So from the factory I know this knife has a 15 to 22 degree angle and that’s common. That’s going to cover basically all your folders and most your fix blades unless the company puts a different angle on it for a special purpose. Now my recommendation is stick to about 22.5. That standard enough where it’s going to sharpen your knife and it won’t change the angle too bad, if at all. So to find a 22.5 degree angle you just need a piece of paper. I use standard computer paper and lay it down. I fold it corner to corner to give me a 45 degree angle. I then fold that again to give me a 22.5 degree angle. This makes a great reference for most folders and most fix blades. We’re gonna take your stone set it down and take your piece of paper and then take your knife and slide it down and remove the paper. Now that’s going to give you angle you should be running over the stone. If you find yourself wavering and forgetting how you should be holding your knife bring it back in and remind yourself of the angle. You’ll find after a few times that you can put the knife down by memory. From there you want to run the blade up the stone at that angle. An even number of times per side. Now you want to check your progress after couple sets make sure you’re keeping the angle of the knife and that you’re actually sharpening at. I use blades that have a harder steel so it’s going to take a lot more passes to get it sharp if your blade is softer you’re going to notice you can remove a lot of material with just a single pass, but it’s a lot easier to make mistakes so you want to be careful of that. If you notice when you check your blade that it kind of feels rough and has a bit of micro scratches, don’t worry about that, that’s what the leather is for.

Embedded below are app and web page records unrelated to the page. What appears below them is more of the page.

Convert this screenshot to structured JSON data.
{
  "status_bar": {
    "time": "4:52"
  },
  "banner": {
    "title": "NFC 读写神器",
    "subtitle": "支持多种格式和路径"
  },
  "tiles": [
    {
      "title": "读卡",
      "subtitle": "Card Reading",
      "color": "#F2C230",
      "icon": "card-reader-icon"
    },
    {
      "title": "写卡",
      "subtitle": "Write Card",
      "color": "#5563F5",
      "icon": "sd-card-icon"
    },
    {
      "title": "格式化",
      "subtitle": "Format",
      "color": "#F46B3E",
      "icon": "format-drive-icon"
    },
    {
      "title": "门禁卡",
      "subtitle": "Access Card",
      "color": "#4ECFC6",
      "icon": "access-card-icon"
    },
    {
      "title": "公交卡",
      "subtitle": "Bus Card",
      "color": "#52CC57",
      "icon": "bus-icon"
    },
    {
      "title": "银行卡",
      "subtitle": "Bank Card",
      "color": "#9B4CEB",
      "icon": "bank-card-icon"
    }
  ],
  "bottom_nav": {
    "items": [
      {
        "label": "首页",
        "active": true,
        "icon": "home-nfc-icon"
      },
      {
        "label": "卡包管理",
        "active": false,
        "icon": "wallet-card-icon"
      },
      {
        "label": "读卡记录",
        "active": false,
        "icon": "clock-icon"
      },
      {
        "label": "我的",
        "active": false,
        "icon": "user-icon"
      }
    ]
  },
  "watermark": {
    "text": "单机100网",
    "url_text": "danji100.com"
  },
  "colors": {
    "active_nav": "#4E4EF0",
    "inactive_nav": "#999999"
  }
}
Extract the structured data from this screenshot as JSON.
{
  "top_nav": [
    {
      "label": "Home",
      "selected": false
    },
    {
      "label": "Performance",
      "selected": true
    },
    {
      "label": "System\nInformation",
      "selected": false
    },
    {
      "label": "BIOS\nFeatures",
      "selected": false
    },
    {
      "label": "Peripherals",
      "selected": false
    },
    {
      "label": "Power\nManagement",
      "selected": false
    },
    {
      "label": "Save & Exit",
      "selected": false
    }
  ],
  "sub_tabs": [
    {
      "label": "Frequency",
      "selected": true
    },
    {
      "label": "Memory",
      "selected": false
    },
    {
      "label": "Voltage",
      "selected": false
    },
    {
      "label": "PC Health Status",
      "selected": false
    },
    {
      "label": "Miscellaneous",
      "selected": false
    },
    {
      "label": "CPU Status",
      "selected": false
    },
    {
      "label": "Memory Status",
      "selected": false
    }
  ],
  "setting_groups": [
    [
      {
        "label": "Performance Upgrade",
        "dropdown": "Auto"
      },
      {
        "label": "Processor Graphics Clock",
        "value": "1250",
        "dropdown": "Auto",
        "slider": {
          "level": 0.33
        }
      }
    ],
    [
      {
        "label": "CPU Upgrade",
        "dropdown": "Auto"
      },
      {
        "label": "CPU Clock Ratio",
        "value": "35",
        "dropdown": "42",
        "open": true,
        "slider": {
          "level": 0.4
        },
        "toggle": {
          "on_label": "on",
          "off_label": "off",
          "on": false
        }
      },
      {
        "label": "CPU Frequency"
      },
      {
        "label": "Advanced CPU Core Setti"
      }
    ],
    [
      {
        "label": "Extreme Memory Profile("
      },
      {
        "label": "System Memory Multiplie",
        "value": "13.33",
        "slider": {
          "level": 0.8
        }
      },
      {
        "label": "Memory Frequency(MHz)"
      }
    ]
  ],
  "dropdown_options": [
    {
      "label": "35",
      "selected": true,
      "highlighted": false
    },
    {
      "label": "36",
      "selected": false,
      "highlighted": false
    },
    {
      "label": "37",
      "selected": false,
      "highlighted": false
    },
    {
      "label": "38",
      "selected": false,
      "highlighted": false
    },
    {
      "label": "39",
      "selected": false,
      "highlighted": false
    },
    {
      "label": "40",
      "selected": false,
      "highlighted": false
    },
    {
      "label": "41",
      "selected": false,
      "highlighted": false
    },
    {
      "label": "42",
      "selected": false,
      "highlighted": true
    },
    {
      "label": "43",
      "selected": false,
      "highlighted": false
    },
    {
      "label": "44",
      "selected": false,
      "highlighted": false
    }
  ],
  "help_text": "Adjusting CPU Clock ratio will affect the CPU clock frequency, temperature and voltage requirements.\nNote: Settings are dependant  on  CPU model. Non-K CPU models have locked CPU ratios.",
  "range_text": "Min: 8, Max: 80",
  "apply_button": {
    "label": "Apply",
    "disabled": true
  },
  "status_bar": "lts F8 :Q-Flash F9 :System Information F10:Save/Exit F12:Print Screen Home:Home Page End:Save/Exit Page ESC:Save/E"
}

Now after a few passes if you notice that you have problem areas, flat spots that aren’t coming out, you’re going to want to take it with a rougher stone and just work that area until it’s fixed and then go back to a fine stone. Now once you’re satisfied with the edge there’s no burrs or flat spots and it’s reasonably sharp you can move on to the leather. If you have a strop I recommend you put it on the table so it doesn’t move. If you hang u it by the hook on the end I find that sometimes it flexes and it can round off the edge of your knife. If you have a just a normal piece of leather you want to put it on the table and use it like the stone. Now to find the angle you need you’re going to rest your knife on the leather look closely and rock it just until the edge touches and that’s the angle you’re going to use for each pass. One common mistake I find with stropping is that they’ll go through the pass and at the end of the stroke they round up the knife and that’s generally a sign that you’re moving too fast and you should slow down and remember to stay consistent throughout the whole pass. It may not feel like it, but leather is pretty abrasive and it can ruin the edge of your knife and you’ll have to start all over. So you’re going to find the angle and then treat it like the stone doing an even number of passes per side. This is only polishing it so it’s going to take a little bit longer than the stone, but using leather like this is how you achieve shape sharpness. So once you’re done with the strip your knife should be quite sharp, as sharp as it was from the factory.

Please share this post: